Thanks, Rebecca! That carb manipulation makes a lot of sense; I myself tend to use intermittent fasting to manipulate calories in general; I’ve yet to try it on a training day however. I agree that micromanaging the macros isn’t as important as the overall quantity and quality of the food we’re eating. Would you suggest training on an empty stomach, or do you usually break fast before you train?
I have tried training while fasted and training after eating and I haven’t seen any real difference in energy levels or strength when weight training. I did try going for a run while fasted but I hit the wall very quickly and felt so extremely drained that I slowed to a walk (I don’t do that anymore haha). On the other hand, I have been able to do sprints just fine while fasted. I think the idea behind training fasted is to promote fat loss but I don’t know if that is actually proven. Now I workout when I can and don’t really care if I’m in a fasted state or not because either way works for me (except with running).
Rebecca, that’s a great response, and confirms what I expected. I once tried to train after a fast day and a breakfast of scrambled eggs and almonds, and crashed insanely quickly; not very fun. Can I assume that those sprints were real sprints (on a field or hill) and not on a treadmill? I think that the treadmill sprints, or longer duration work sets, say 60-90 seconds, would burn you out pretty quickly, compared to the shorter duration, 10-15 second sprints.

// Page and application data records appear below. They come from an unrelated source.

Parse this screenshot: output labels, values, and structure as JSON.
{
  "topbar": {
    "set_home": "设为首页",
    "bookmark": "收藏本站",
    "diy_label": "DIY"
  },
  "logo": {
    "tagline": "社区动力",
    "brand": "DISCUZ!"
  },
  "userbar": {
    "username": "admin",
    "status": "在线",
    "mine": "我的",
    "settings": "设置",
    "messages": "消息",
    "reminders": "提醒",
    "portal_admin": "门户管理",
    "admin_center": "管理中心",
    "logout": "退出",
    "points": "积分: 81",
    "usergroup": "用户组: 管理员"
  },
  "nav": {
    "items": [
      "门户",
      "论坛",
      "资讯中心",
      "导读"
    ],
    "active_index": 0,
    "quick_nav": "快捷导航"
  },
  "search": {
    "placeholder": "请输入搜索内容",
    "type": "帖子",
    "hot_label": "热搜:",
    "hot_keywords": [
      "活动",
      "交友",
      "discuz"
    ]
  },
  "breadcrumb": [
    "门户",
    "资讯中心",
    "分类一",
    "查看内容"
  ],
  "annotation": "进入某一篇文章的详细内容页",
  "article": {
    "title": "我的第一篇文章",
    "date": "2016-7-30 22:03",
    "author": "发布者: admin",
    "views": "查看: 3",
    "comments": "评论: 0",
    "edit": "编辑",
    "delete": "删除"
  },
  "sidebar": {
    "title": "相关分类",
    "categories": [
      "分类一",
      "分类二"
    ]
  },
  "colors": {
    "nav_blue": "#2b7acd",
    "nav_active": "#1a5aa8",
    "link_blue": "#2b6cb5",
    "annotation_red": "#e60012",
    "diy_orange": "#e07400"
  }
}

Fasted non-training seems to be great for fat loss, and the fasted training science is rather inconclusive. I think most people would prefer to train in a fed state and not worry about crashing!
I use both treadmill sprints and hill sprints. Generally I try for 15, 20, or 30 second intervals. Longer work sets would be really tough in a fasted state. In the end I think people should just do what works best for them be it training fed or fasted.
very very interesting. i dont know how i feel about this though. im a hungry guy and i want to eat and i lift hard i dont think i could do without food for that long.
Pat, I’m the same way, I LOVE food. What I like about the fasting is that I can still eat large portions of food at certain meals or though the day on training days, and then I just dial the frequency and serving size back on non training days. It’s a nice mental boost to be setting PR’s while you’re leaning out!
Hi Harold – great article. I love the ‘revised’ picture of the American daily plate… they ought to print that ought and hand it off to kids at school! It seems your variety of fasting is working well for you – keep it up.
I thought you might like to know that your link to Brad Pilon’s site isn’t working – but if you wanted you could sign up as an affiliate on clickbank (I bought my book through there) and earn commissions if someone clicks through to buy his book via this site. Given you’re linking to him, you may as well make some money from it!
One other site I’ve seen with good info on fasting is http://leanmassgains.com – some good articles on there on HIIT and bulking on this approach. Maybe you could add that to the list too.
Cheers, and keep up the good work!